From Germany to Estonia (and back again).
Originally Appeared on Condé Nast Traveler
Location: Old Town and Wenceslas Square
Dates open: November 30 to January 6
Why we love it: Just five minutes apart by foot, Prague’s Old Town and Wenceslas markets are the best in a city that already tops our list of places to spend Christmas. (Chalk it up to the Gothic architecture and mulled wine stalls.) Don’t miss the barbecued pork or trdelník, a hot, rolled pastry rolled in cinnamon and sugar and cooked over a grill. Also, pack your hat and gloves: It can get cold here in December.
Where to stay: Four Seasons Hotel Prague (0.7 miles away from market)
blursd: “Things are in pretty bad shape in Brazil right now. The only way to have a better life in Brazil is to go to college, but college is very expensive,” said Alvarenga, speaking in Portuguese through a translator. THAT, doesn't make sense to me - regarding college being "expensive." I'm originally from the United States, but I also lived in Brazil for a number a years. You see, in Brazil, one has to take a college entrance exam called the "Vestibular." It's kind of like the SAT ... on steroids.
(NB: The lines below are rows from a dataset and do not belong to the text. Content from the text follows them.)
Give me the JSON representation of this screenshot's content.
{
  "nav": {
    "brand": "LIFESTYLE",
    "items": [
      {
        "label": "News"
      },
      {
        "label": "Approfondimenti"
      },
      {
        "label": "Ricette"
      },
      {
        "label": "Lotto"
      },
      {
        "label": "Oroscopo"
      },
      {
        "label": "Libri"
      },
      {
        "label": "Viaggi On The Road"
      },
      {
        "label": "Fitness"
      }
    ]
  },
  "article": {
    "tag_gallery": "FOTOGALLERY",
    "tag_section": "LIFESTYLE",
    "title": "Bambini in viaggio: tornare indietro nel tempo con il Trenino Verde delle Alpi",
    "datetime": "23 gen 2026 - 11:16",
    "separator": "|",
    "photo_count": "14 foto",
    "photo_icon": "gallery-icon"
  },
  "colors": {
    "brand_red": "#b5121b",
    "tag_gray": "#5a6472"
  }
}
Literally EVERYTHING hinges on not just passing the Vestibular, but placing high enough on the test (vis-a-vis other test takers that year) to secure entrance to a university. The thing is though, if you manage to score high enough you'll not only be admitted to a corresponding university to begin your studies ... your college tuition, and other necessary expenses (books, housing, food, etc) is also paid for by the state. So, if one passes the Vestibular, and scores high enough to go to college ... you don't really have to pay for much of anything (other than things you might want to make your life easier/nicer). There are for profit schools in Brazll, but they're not very common, and they're almost exclusively religious schools (and pretty much almost exclusively Jesuit ... aka Catholic). Then his statement would be fairly accurate. Those schools are expensive, even by American standards. They're pretty much there to cater to upper-class children who didn't score well enough to secure entrance into state run university - they're the only ones who can afford to pay the cost of going to a private college in Brazil. Private colleges are fairly commonplace in the United States. In fact, many of our nation's top rated academic insitutions are ... private colleges (Harvard, Stanford, Brown, Cornell, etc ...). The so-called "Ivy League" schools (with the exception of Penn State). In Brazil, however, private don't really have the same reputation. The top academic institutions in Brazil are ALL state-run universities. Going to a private college in Brazil is somewhat akin to going to an online-only college in the United States.